--- START ---

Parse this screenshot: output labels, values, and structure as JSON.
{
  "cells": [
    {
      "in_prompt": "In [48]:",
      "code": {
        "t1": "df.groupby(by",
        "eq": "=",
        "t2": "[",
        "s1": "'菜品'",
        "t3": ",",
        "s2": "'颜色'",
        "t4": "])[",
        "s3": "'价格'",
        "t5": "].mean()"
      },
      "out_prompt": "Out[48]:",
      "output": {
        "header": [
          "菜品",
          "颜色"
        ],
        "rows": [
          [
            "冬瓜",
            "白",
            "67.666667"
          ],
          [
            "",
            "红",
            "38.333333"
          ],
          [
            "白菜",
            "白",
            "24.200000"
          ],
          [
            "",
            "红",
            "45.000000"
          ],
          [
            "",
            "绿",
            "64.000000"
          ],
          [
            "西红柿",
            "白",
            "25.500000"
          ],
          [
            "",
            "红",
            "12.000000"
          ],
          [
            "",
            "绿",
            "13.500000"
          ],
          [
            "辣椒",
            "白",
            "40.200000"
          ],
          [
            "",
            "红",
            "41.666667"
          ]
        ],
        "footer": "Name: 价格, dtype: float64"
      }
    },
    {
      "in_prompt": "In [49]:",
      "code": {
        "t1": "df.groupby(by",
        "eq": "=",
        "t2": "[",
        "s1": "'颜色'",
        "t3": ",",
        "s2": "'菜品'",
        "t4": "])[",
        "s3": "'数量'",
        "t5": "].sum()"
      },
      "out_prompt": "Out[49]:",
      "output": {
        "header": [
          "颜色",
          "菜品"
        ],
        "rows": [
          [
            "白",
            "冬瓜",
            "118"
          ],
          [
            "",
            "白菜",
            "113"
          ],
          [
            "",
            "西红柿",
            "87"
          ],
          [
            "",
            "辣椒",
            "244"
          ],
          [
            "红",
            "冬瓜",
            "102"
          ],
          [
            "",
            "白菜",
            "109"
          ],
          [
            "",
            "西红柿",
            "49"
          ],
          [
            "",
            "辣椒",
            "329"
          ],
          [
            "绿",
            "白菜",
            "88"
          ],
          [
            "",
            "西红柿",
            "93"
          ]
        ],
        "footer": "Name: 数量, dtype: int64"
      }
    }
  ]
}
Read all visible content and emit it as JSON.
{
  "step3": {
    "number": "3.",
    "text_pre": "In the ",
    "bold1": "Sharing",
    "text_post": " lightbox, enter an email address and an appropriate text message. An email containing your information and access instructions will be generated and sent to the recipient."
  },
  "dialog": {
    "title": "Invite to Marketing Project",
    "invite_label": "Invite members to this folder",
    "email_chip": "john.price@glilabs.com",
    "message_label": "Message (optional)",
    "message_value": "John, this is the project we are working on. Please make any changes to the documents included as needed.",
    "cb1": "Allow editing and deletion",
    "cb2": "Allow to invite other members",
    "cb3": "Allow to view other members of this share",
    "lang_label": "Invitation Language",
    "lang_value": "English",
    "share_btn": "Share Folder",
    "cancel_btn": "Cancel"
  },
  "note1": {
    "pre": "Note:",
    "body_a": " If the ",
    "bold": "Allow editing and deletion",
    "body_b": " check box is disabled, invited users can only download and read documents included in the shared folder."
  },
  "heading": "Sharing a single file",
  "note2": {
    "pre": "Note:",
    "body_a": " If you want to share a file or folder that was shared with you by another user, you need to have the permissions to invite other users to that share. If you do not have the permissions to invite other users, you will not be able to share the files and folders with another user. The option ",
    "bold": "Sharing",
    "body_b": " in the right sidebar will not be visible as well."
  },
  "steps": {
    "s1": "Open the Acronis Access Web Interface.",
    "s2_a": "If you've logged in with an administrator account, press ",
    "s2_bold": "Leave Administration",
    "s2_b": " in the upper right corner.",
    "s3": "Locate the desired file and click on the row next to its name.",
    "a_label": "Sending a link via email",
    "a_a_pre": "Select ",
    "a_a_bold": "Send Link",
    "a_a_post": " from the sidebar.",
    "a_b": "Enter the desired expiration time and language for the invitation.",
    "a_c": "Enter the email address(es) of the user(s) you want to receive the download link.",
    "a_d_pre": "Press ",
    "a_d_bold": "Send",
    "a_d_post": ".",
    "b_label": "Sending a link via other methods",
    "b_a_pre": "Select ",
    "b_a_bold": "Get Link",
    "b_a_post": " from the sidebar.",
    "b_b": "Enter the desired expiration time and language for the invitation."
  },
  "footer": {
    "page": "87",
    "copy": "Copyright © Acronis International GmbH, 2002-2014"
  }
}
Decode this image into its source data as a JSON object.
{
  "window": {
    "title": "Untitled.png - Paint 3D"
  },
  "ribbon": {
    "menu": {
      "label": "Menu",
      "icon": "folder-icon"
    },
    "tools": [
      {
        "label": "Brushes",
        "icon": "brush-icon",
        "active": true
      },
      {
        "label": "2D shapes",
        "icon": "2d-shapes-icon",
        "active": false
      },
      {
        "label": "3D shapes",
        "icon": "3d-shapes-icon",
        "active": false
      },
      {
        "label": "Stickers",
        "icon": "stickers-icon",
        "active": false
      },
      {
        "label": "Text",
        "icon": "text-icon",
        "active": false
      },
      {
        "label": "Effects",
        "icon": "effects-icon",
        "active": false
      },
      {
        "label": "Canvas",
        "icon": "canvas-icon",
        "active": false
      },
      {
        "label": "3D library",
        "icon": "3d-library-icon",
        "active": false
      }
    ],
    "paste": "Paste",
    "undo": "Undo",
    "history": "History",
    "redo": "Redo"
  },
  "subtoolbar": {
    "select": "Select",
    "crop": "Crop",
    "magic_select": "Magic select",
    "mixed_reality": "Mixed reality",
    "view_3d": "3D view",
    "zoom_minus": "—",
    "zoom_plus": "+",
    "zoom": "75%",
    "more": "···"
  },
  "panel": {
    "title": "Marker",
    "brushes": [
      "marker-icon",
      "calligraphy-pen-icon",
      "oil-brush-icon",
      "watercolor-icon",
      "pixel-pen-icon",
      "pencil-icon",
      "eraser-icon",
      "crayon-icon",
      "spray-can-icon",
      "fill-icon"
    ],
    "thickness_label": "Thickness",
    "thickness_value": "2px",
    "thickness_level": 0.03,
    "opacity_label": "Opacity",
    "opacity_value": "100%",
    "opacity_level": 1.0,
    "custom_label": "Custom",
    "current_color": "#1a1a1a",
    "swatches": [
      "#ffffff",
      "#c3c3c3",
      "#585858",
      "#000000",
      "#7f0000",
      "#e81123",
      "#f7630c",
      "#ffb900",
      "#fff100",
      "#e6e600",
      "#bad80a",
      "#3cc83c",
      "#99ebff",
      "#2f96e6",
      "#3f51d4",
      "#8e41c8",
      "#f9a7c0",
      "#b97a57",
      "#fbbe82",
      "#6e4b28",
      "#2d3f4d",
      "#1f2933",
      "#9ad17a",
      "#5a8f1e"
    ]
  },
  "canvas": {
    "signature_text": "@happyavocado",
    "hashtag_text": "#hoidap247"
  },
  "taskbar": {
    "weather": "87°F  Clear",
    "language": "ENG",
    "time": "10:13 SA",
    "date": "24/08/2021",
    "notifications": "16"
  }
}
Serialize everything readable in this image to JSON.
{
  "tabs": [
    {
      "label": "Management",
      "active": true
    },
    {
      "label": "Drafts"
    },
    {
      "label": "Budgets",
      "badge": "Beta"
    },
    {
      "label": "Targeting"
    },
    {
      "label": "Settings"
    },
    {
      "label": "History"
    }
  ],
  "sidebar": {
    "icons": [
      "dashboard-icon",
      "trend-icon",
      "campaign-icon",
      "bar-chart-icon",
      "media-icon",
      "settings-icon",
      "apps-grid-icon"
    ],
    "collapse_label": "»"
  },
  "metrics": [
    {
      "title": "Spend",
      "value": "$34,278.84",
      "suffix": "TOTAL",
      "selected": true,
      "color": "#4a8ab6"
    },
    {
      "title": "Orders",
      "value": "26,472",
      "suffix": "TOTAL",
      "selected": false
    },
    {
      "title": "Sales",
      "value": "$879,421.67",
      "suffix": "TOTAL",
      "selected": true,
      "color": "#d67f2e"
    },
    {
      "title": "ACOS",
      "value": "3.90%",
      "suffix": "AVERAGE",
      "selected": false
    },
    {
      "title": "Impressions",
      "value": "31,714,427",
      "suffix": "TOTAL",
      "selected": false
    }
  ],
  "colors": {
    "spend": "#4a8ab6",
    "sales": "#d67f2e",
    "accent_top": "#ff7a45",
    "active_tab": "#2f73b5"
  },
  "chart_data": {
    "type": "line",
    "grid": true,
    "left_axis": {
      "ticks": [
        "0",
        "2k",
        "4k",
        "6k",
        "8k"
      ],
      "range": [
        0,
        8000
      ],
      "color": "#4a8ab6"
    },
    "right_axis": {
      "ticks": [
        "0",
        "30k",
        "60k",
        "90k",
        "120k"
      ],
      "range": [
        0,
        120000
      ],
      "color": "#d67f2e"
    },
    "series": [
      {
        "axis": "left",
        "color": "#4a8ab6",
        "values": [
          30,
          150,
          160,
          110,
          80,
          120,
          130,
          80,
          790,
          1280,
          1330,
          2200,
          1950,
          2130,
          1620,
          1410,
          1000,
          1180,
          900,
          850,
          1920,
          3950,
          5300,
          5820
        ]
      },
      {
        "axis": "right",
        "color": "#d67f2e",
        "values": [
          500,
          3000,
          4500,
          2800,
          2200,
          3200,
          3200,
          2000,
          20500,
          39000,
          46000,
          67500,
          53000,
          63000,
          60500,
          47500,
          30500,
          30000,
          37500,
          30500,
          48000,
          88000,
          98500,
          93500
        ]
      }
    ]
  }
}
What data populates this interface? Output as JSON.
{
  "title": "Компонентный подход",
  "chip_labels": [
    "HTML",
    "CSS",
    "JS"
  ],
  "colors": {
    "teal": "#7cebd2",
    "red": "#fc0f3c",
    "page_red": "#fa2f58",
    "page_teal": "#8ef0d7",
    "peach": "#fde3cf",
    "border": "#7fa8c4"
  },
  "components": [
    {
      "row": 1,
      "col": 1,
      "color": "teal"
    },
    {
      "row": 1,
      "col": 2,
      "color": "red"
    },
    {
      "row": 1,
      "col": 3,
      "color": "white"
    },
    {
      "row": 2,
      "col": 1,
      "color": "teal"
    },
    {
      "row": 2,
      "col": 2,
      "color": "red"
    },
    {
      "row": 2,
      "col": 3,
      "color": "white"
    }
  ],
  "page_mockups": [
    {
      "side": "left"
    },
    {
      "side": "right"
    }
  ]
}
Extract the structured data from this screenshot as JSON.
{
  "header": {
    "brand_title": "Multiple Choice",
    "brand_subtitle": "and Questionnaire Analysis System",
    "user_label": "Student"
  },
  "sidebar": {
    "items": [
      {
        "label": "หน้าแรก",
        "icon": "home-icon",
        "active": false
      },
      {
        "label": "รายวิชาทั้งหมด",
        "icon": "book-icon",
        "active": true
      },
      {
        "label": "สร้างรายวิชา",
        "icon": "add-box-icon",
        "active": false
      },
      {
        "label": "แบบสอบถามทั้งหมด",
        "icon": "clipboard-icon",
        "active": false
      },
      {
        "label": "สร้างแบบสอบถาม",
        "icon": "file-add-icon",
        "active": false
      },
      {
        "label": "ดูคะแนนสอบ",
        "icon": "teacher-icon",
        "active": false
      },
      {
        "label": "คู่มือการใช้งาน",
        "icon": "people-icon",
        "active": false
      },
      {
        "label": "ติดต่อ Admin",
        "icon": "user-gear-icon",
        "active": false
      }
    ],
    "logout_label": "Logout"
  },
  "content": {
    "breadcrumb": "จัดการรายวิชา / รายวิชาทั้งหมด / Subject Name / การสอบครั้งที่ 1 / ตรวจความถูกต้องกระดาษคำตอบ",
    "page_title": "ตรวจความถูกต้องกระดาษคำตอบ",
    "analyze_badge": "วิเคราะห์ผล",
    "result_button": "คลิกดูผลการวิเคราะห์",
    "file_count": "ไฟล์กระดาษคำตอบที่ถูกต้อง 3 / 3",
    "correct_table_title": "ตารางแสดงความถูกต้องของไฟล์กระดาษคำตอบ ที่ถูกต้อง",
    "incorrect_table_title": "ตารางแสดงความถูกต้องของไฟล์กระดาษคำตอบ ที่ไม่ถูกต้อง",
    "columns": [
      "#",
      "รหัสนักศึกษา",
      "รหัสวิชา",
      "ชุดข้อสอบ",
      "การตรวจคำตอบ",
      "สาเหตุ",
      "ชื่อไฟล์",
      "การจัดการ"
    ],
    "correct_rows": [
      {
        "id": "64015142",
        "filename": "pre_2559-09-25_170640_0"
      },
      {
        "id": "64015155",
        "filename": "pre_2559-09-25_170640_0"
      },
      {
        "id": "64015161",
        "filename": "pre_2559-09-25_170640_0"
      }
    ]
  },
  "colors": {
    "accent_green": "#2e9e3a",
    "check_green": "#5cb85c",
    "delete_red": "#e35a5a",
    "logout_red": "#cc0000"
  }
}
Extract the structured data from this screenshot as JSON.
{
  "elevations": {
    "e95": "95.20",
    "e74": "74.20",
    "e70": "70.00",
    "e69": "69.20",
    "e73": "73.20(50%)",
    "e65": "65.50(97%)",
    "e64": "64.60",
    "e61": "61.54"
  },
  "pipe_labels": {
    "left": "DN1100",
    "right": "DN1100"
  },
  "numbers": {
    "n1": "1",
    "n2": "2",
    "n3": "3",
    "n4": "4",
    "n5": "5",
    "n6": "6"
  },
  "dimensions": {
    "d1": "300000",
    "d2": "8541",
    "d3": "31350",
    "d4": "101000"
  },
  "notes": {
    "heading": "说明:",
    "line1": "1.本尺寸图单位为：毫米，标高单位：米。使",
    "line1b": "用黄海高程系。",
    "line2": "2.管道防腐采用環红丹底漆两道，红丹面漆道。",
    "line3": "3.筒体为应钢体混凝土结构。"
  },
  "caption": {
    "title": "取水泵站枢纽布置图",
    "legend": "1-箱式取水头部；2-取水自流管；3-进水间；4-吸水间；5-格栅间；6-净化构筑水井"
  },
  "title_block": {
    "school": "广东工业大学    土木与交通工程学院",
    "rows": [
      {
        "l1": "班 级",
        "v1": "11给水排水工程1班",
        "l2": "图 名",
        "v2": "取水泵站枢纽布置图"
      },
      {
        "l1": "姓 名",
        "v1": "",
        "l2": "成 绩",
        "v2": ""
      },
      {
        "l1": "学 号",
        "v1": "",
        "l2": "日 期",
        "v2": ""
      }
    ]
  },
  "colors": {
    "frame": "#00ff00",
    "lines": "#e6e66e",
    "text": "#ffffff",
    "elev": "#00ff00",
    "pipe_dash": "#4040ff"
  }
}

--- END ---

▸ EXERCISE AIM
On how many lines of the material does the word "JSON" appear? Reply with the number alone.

▸ SOLUTION
7